Who from that day can forget Dick Simpson smoking like a stove pipe and typing lickety-split on that old manual typewriter with two fingers, or Lenski teaching about religion and Power and Privilege, or the stats bible from Blalock and his stats classes? Other luminaries abounded, of courses, Wilson, Landsberger, Hawley, and junior folks such as Cora Marrett, John Reed among others. Other prominent sociologist later joined the department, but I did not have the opportunity to meet them before I left in 1970. I was hell-bent on getting out of town “ahead of the sheriff” as Simpson used to say (actually I just wanted a job and took one as an ABD).
Back in the day (coming out of graduate school), I had an offer from Brigham Young University where I now teach and where I had done three years of my undergraduate education. But I turned it down and went to UW-Milwaukee, an urban campus. I wanted to continue doing research on race and ethnicity, and I knew I couldn’t do that in Utah at the time. In addition I didn’t think the current president of the university (Wilkinson) and I would get along very well. And did I mention my father-in-law? I subsequently taught at Central Michigan University in Mt. Pleasant, Michigan which was not mountainous, nor entirely pleasant. But I did have Bernie Meltzer as my chair and friend along with others.
I finally returned to BYU in the fall of 1981 and have taught sociology (primarily social problems, social psychology and race and ethnic courses) for the past 34 years, the last three as chair of the department. I expect to retire early next year after teaching more than 45 years at the three schools.
I knew that I would be a teacher first and a scholar second. For the first half of my career I taught a 3-3-2 load, the second half a 2-2-1. Nevertheless, I succeeded in publishing several edited and co-authored books on race and ethnicity and social psychology (Prentice-Hall and Pearson imprint of Allyn and Bacon), and a goodly number of articles and chapters on the same topics. I also dabbled in the sociology of religion, especially after coming to BYU (books on Modern Polygamy and Revisiting O’Dea’s The Mormons –Oxford and U. of Utah presses).
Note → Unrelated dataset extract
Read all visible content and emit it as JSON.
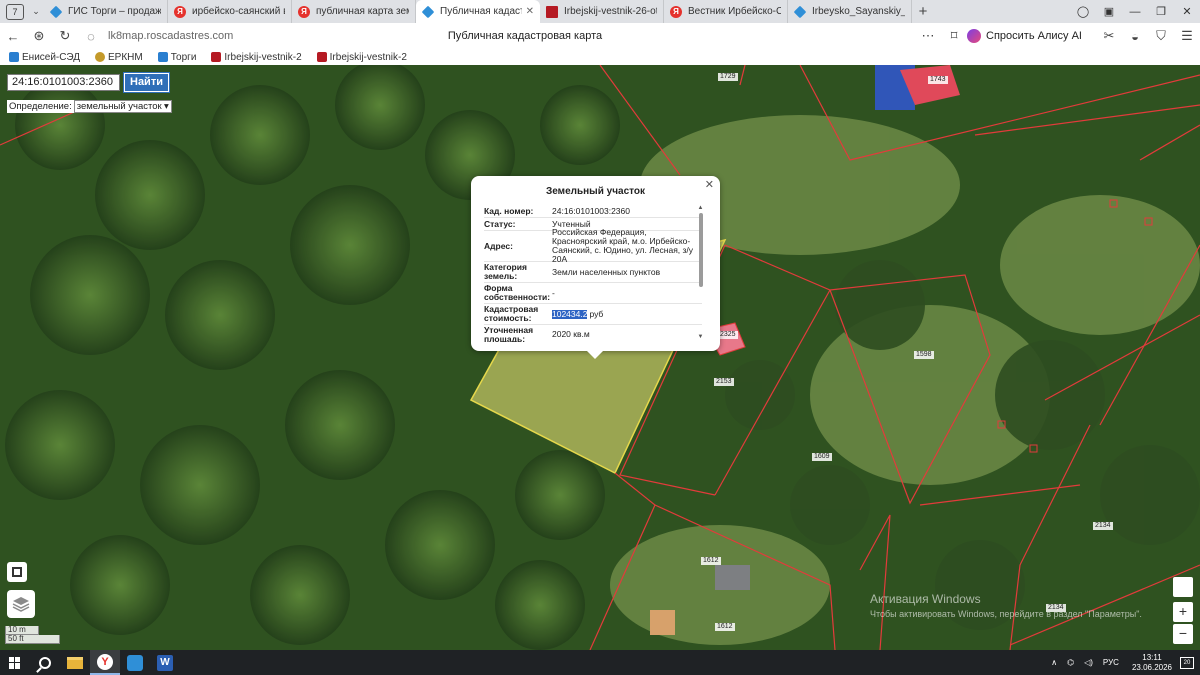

For a sociologist, Chapel Hill was academically and socially stimulating. Living there, in Milwaukee and in Michigan enriched me both as a sociologist and as a person. Chapel Hill gave me a good basis for a career teaching and doing sociology. I have never looked back and wished I had a different career.